The Journal of clinical endocrinology and metabolism

Modulation of the steroidogenesis of cultured human granulosa-lutein cells by gonadotropin-releasing hormone analogs.

PMID 8496332

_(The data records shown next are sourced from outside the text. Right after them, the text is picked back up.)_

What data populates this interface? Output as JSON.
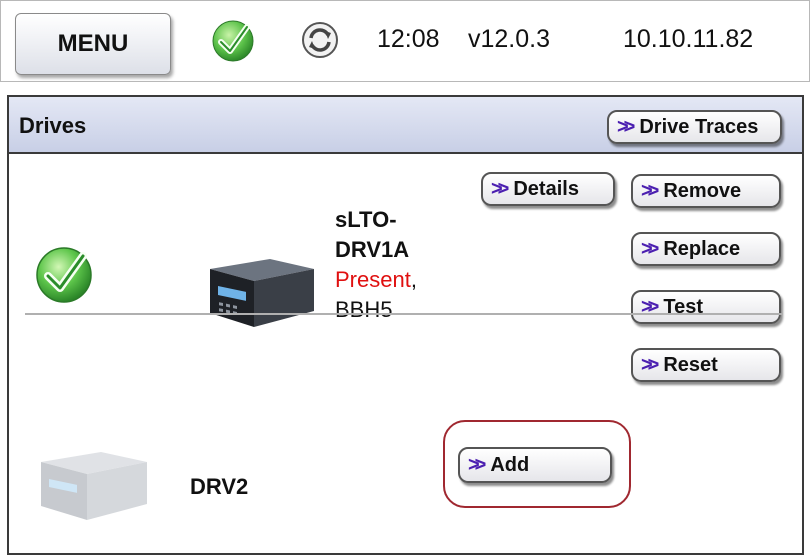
{
  "topbar": {
    "menu_label": "MENU",
    "time": "12:08",
    "version": "v12.0.3",
    "ip": "10.10.11.82",
    "status_icon": "green-check-icon",
    "sync_icon": "sync-icon"
  },
  "drives_panel": {
    "title": "Drives",
    "drive_traces_label": "Drive Traces",
    "drives": [
      {
        "name_line1": "sLTO-",
        "name_line2": "DRV1A",
        "status": "Present",
        "status_suffix": ",",
        "code": "BBH5",
        "actions": {
          "details": "Details",
          "remove": "Remove",
          "replace": "Replace",
          "test": "Test",
          "reset": "Reset"
        }
      },
      {
        "name": "DRV2",
        "actions": {
          "add": "Add"
        }
      }
    ]
  },
  "colors": {
    "accent_chevron": "#4b1fb0",
    "present_red": "#e01010",
    "highlight_border": "#a02830",
    "header_bg": "#c8cfe6"
  }
}
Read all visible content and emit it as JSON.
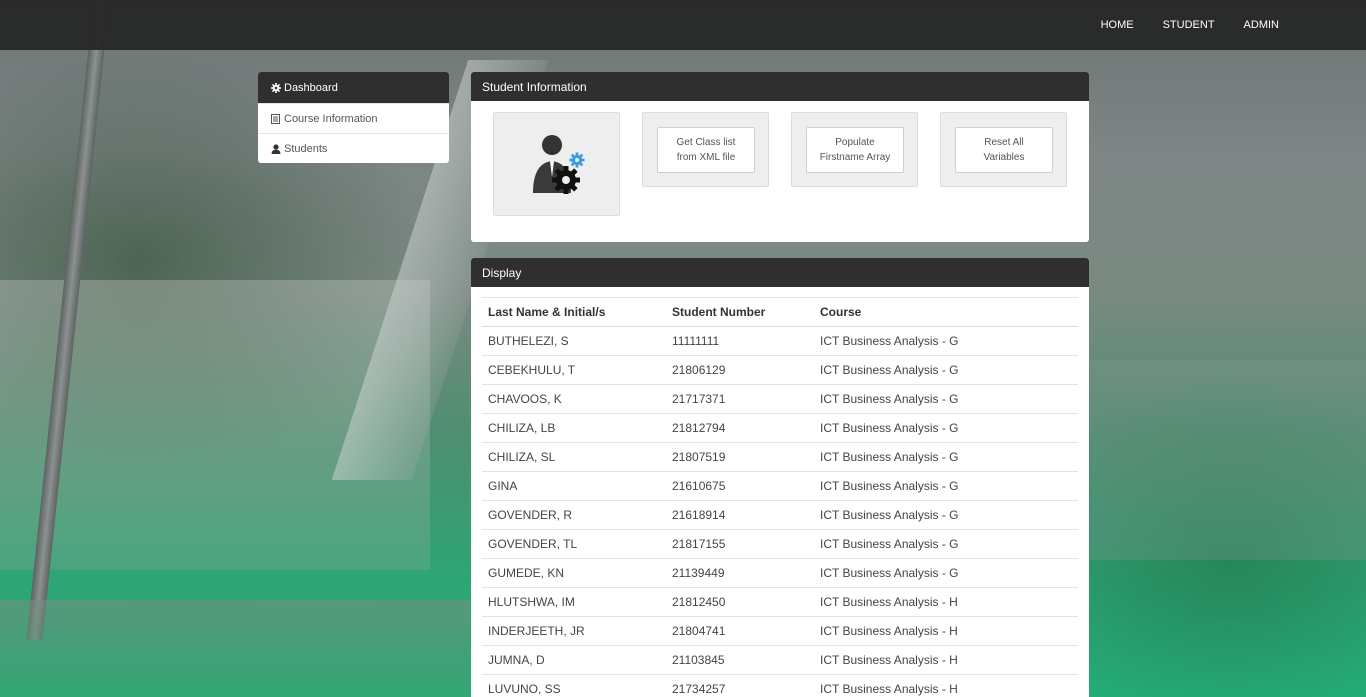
{
  "nav": {
    "home": "HOME",
    "student": "STUDENT",
    "admin": "ADMIN"
  },
  "sidebar": {
    "items": [
      {
        "label": "Dashboard",
        "icon": "gear-icon"
      },
      {
        "label": "Course Information",
        "icon": "book-icon"
      },
      {
        "label": "Students",
        "icon": "user-icon"
      }
    ]
  },
  "student_info": {
    "title": "Student Information",
    "icon": "user-gear-icon",
    "btn_get_class_line1": "Get Class list",
    "btn_get_class_line2": "from XML file",
    "btn_populate_line1": "Populate",
    "btn_populate_line2": "Firstname Array",
    "btn_reset_line1": "Reset All",
    "btn_reset_line2": "Variables"
  },
  "display": {
    "title": "Display",
    "headers": [
      "Last Name & Initial/s",
      "Student Number",
      "Course"
    ],
    "rows": [
      [
        "BUTHELEZI, S",
        "11111111",
        "ICT Business Analysis - G"
      ],
      [
        "CEBEKHULU, T",
        "21806129",
        "ICT Business Analysis - G"
      ],
      [
        "CHAVOOS, K",
        "21717371",
        "ICT Business Analysis - G"
      ],
      [
        "CHILIZA, LB",
        "21812794",
        "ICT Business Analysis - G"
      ],
      [
        "CHILIZA, SL",
        "21807519",
        "ICT Business Analysis - G"
      ],
      [
        "GINA",
        "21610675",
        "ICT Business Analysis - G"
      ],
      [
        "GOVENDER, R",
        "21618914",
        "ICT Business Analysis - G"
      ],
      [
        "GOVENDER, TL",
        "21817155",
        "ICT Business Analysis - G"
      ],
      [
        "GUMEDE, KN",
        "21139449",
        "ICT Business Analysis - G"
      ],
      [
        "HLUTSHWA, IM",
        "21812450",
        "ICT Business Analysis - H"
      ],
      [
        "INDERJEETH, JR",
        "21804741",
        "ICT Business Analysis - H"
      ],
      [
        "JUMNA, D",
        "21103845",
        "ICT Business Analysis - H"
      ],
      [
        "LUVUNO, SS",
        "21734257",
        "ICT Business Analysis - H"
      ]
    ]
  }
}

GnRH analogs are widely used in reproductive medicine to create a hypogonadotropic hypogonadism. However, numerous animal studies have demonstrated a direct regulation of the gonadal function by GnRH. To ascertain this direct ovarian effect in humans, the steroidogenesis of cultured human granulosa cells was studied with or without GnRH and five of its agonists. Buserelin (D-Ser(But)6, desGly10) GnRH ethylamide, leuprorelin (D-Leu6, desGly10) GnRH ethylamide, H4055 (desGly10) GnRH ethylamide, and H4065 (D-Trp6, desGly10) GnRH ethylamide significantly enhanced estradiol secretion. In addition, buserelin induced a significant cell surface decrease that seemed to be mediated by cytoskeleton modifications. The two other molecules, GnRH and triptorelin (D-Trp6) GnRH), had no effect on estrogen secretion at any of the studied concentrations. Thus, despite similar pituitary effects, these agonists did not exhibit the same ovarian action. This may be accounted for by the differences found between pituitary and ovarian receptors. These results suggest that some GnRH analogs can modulate human granulosa cell steroidogenesis at least in the preovulatory period.